- [Task item]:
Although the records contain pictures, repeat only the text of every line exactly.

[[ Source data, beginning ]]

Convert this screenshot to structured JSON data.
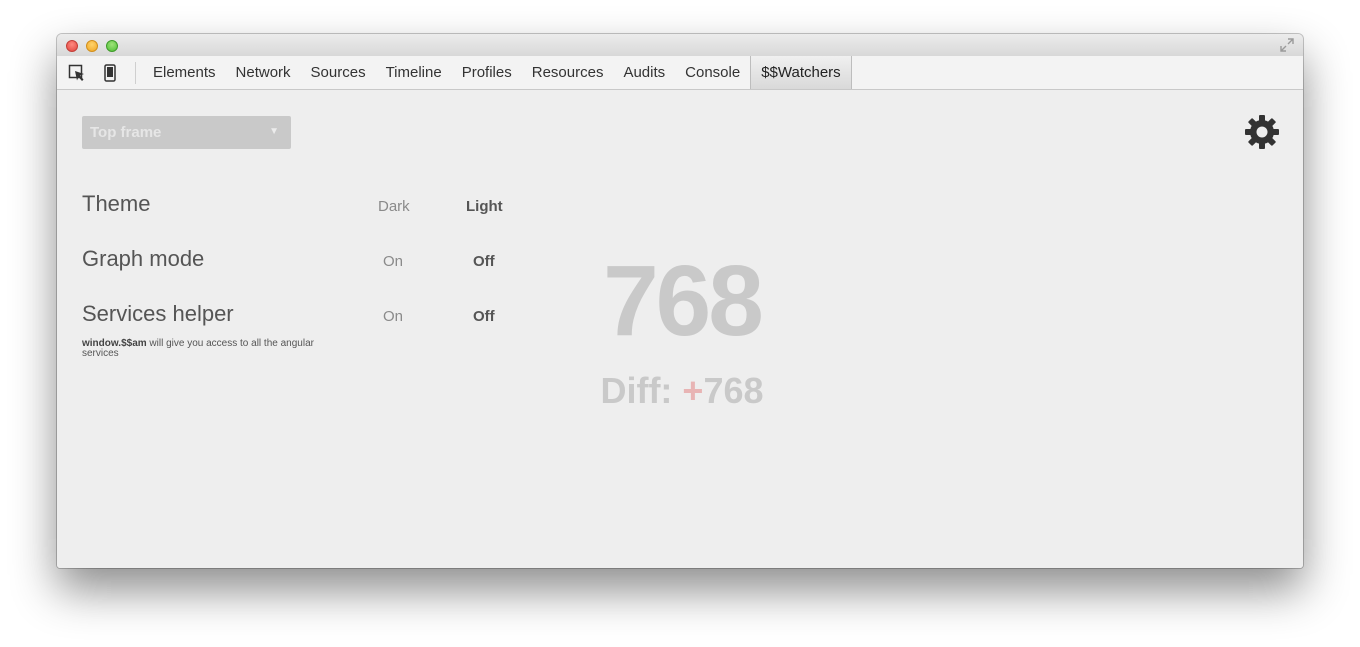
{
  "toolbar": {
    "tabs": [
      {
        "label": "Elements"
      },
      {
        "label": "Network"
      },
      {
        "label": "Sources"
      },
      {
        "label": "Timeline"
      },
      {
        "label": "Profiles"
      },
      {
        "label": "Resources"
      },
      {
        "label": "Audits"
      },
      {
        "label": "Console"
      },
      {
        "label": "$$Watchers",
        "active": true
      }
    ],
    "icons": [
      "inspect-element-icon",
      "device-mode-icon"
    ]
  },
  "panel": {
    "frame_select": {
      "value": "Top frame"
    },
    "settings": {
      "theme": {
        "label": "Theme",
        "options": [
          "Dark",
          "Light"
        ],
        "selected": "Light"
      },
      "graph_mode": {
        "label": "Graph mode",
        "options": [
          "On",
          "Off"
        ],
        "selected": "Off"
      },
      "services_helper": {
        "label": "Services helper",
        "options": [
          "On",
          "Off"
        ],
        "selected": "Off",
        "note_code": "window.$$am",
        "note_text": " will give you access to all the angular services"
      }
    },
    "watchers": {
      "count": "768",
      "diff_label": "Diff: ",
      "diff_sign": "+",
      "diff_value": "768"
    }
  },
  "colors": {
    "background": "#eeeeee",
    "counter": "#c9c9c9",
    "diff_sign": "#e8b4b4"
  }
}
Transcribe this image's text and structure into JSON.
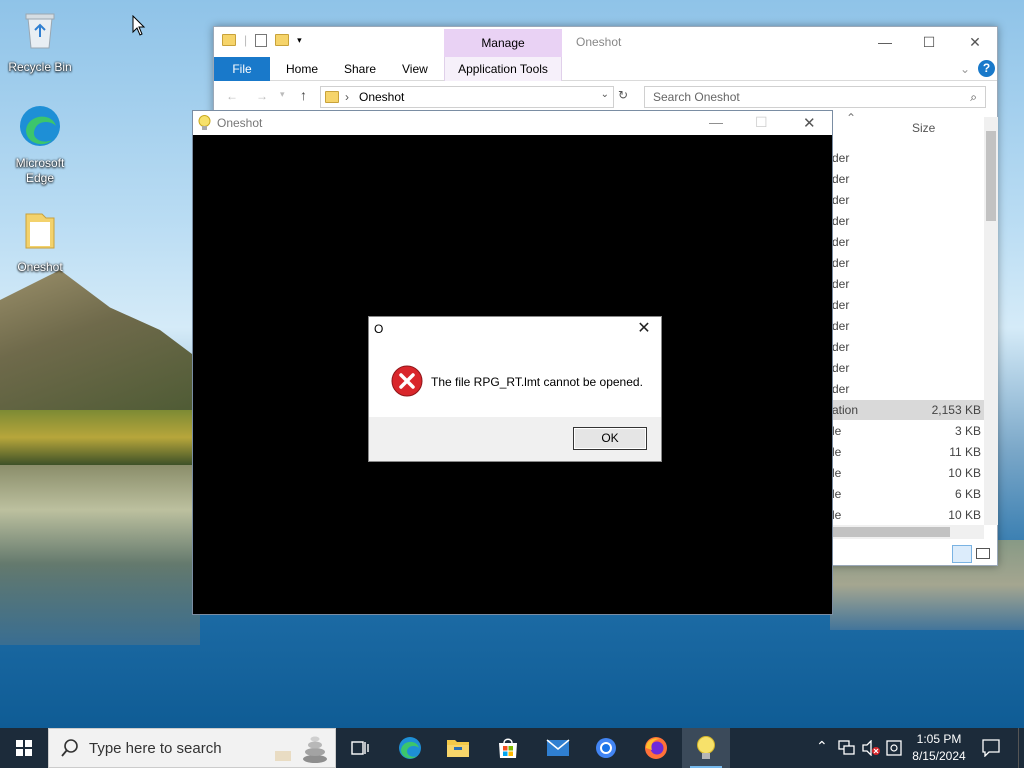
{
  "desktop": {
    "icons": [
      {
        "label": "Recycle Bin"
      },
      {
        "label": "Microsoft Edge"
      },
      {
        "label": "Oneshot"
      }
    ]
  },
  "explorer": {
    "title": "Oneshot",
    "manage_tab": "Manage",
    "tabs": [
      "File",
      "Home",
      "Share",
      "View",
      "Application Tools"
    ],
    "address": "Oneshot",
    "search_placeholder": "Search Oneshot",
    "column_size": "Size",
    "rows": [
      {
        "name": "der",
        "size": ""
      },
      {
        "name": "der",
        "size": ""
      },
      {
        "name": "der",
        "size": ""
      },
      {
        "name": "der",
        "size": ""
      },
      {
        "name": "der",
        "size": ""
      },
      {
        "name": "der",
        "size": ""
      },
      {
        "name": "der",
        "size": ""
      },
      {
        "name": "der",
        "size": ""
      },
      {
        "name": "der",
        "size": ""
      },
      {
        "name": "der",
        "size": ""
      },
      {
        "name": "der",
        "size": ""
      },
      {
        "name": "der",
        "size": ""
      },
      {
        "name": "ation",
        "size": "2,153 KB"
      },
      {
        "name": "le",
        "size": "3 KB"
      },
      {
        "name": "le",
        "size": "11 KB"
      },
      {
        "name": "le",
        "size": "10 KB"
      },
      {
        "name": "le",
        "size": "6 KB"
      },
      {
        "name": "le",
        "size": "10 KB"
      }
    ]
  },
  "game": {
    "title": "Oneshot"
  },
  "dialog": {
    "title": "O",
    "message": "The file RPG_RT.lmt cannot be opened.",
    "ok_label": "OK",
    "close_glyph": "✕"
  },
  "taskbar": {
    "search_placeholder": "Type here to search",
    "time": "1:05 PM",
    "date": "8/15/2024"
  },
  "colors": {
    "accent": "#1979ca",
    "manage_tab": "#e9d2f4",
    "taskbar": "#1c2b3a",
    "error_red": "#d9262b"
  }
}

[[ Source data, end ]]

- [Exercise result]:
Convert this screenshot to structured JSON data.
{
  "toolbar": {
    "tabs": [
      {
        "label": "Elements"
      },
      {
        "label": "Network"
      },
      {
        "label": "Sources"
      },
      {
        "label": "Timeline"
      },
      {
        "label": "Profiles"
      },
      {
        "label": "Resources"
      },
      {
        "label": "Audits"
      },
      {
        "label": "Console"
      },
      {
        "label": "$$Watchers",
        "active": true
      }
    ],
    "icons": [
      "inspect-element-icon",
      "device-mode-icon"
    ]
  },
  "panel": {
    "frame_select": {
      "value": "Top frame"
    },
    "settings": {
      "theme": {
        "label": "Theme",
        "options": [
          "Dark",
          "Light"
        ],
        "selected": "Light"
      },
      "graph_mode": {
        "label": "Graph mode",
        "options": [
          "On",
          "Off"
        ],
        "selected": "Off"
      },
      "services_helper": {
        "label": "Services helper",
        "options": [
          "On",
          "Off"
        ],
        "selected": "Off",
        "note_code": "window.$$am",
        "note_text": " will give you access to all the angular services"
      }
    },
    "watchers": {
      "count": "768",
      "diff_label": "Diff: ",
      "diff_sign": "+",
      "diff_value": "768"
    }
  },
  "colors": {
    "background": "#eeeeee",
    "counter": "#c9c9c9",
    "diff_sign": "#e8b4b4"
  }
}
Transcribe this image's text and structure into JSON.
{
  "desktop": {
    "icons": [
      {
        "label": "Recycle Bin"
      },
      {
        "label": "Microsoft Edge"
      },
      {
        "label": "Oneshot"
      }
    ]
  },
  "explorer": {
    "title": "Oneshot",
    "manage_tab": "Manage",
    "tabs": [
      "File",
      "Home",
      "Share",
      "View",
      "Application Tools"
    ],
    "address": "Oneshot",
    "search_placeholder": "Search Oneshot",
    "column_size": "Size",
    "rows": [
      {
        "name": "der",
        "size": ""
      },
      {
        "name": "der",
        "size": ""
      },
      {
        "name": "der",
        "size": ""
      },
      {
        "name": "der",
        "size": ""
      },
      {
        "name": "der",
        "size": ""
      },
      {
        "name": "der",
        "size": ""
      },
      {
        "name": "der",
        "size": ""
      },
      {
        "name": "der",
        "size": ""
      },
      {
        "name": "der",
        "size": ""
      },
      {
        "name": "der",
        "size": ""
      },
      {
        "name": "der",
        "size": ""
      },
      {
        "name": "der",
        "size": ""
      },
      {
        "name": "ation",
        "size": "2,153 KB"
      },
      {
        "name": "le",
        "size": "3 KB"
      },
      {
        "name": "le",
        "size": "11 KB"
      },
      {
        "name": "le",
        "size": "10 KB"
      },
      {
        "name": "le",
        "size": "6 KB"
      },
      {
        "name": "le",
        "size": "10 KB"
      }
    ]
  },
  "game": {
    "title": "Oneshot"
  },
  "dialog": {
    "title": "O",
    "message": "The file RPG_RT.lmt cannot be opened.",
    "ok_label": "OK",
    "close_glyph": "✕"
  },
  "taskbar": {
    "search_placeholder": "Type here to search",
    "time": "1:05 PM",
    "date": "8/15/2024"
  },
  "colors": {
    "accent": "#1979ca",
    "manage_tab": "#e9d2f4",
    "taskbar": "#1c2b3a",
    "error_red": "#d9262b"
  }
}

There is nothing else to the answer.